I have a multi-OS household so I've gotten to see Apple's Time Machine up close and personal. Here's what it does:
1) You plug in a USB drive (or configure it to point at a Time Capsule or at a Linux netatalk share configured to look like a Time Capsule), and then it just works. Nothing else to do.
2) If you want to restore a file or directory, you just use their Finder/Explore-like UI to choose the date (or just the latest date), then drill down to the file or directory you want, and drag it out to your desktop. Then you can move it to where you want it.
3) If your hard drive crashes, you just re-install MacOS from scratch on the new hard drive, and near the end of the process it asks you, "Do you want to restore from your Time Machine backup?" Answer "Yes", and then a few hours later you're back to your desktop as of within less than an hour of when the hard drive crashed, with all your programs, data, and settings.
4) If you buy a new Mac, one of the first things it asks you is, "do you want to migrate your programs and settings from a Time Machine backup of your old computer?" You answer "Yes", and then a few hours later you're back to your desktop exactly as it was when you turned off your old computer after its last backup, with all your programs, data, and settings.
So: I have this nifty new HP Envy 17 laptop. It screams because I got a 120GB SSD as the C: drive and a 750GB hybrid drive for the D: drive and a quad core 2.6Ghz Core I7 Ivy Bridge processor. This is my new desktop replacement laptop. But one thing that is apparent is that Windows Backup that comes with Windows 7 is no Time Machine
. This is a problem I haven't faced before -- personal backup of a Windows machine -- because my previous Windows experience is on corporate networks where we store all our files and data on the file server and if the machine crashes just re-image it and join it back to the domain and there ya go. But that doesn't work for a personal laptop where I want my data to go with me when I haul it to a job site.

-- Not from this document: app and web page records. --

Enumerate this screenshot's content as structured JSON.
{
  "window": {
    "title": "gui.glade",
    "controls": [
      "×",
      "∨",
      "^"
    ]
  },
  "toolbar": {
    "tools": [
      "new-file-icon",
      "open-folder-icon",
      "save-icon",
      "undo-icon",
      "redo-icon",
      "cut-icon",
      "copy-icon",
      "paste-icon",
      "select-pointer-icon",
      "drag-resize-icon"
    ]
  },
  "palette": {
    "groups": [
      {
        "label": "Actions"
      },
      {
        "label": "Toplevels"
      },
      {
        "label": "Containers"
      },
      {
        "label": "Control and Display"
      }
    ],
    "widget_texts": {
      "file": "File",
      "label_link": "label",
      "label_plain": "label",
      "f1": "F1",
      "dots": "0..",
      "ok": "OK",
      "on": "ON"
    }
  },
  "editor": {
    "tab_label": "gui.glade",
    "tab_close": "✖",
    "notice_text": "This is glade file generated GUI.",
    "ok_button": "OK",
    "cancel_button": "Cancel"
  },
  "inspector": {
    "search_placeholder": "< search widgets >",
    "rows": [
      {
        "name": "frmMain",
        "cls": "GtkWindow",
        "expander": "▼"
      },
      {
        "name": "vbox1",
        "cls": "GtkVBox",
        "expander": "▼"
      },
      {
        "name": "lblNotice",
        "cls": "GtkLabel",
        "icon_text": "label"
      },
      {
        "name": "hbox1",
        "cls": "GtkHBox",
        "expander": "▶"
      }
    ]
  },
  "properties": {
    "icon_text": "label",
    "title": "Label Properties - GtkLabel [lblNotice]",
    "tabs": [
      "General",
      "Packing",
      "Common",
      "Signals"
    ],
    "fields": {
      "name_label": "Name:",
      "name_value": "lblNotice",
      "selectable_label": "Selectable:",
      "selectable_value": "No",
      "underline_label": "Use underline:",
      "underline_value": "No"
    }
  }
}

So: Is there any backup software for Windows that does the first three things that Time Machine does? I.e., does incremental/differential backups on a continuous basis, allows restoring individual files, and allows restoring the *entire system* including all data, programs, and system settings as of the last backup? (Don't care about the migration, I can manually migrate my data, that's what I did to get it onto this laptop on the first place after all!). Thus far I've found two programs typically touted as being "like time machine": Altara Oops Backup and Genie9 Timeline. But Altaro Oops Backup will only do #1 and #2, it won't do #3 (restore the entire system as of the last backup). What about Timeline? Has anybody used it and have anything to report about its ability to do #3?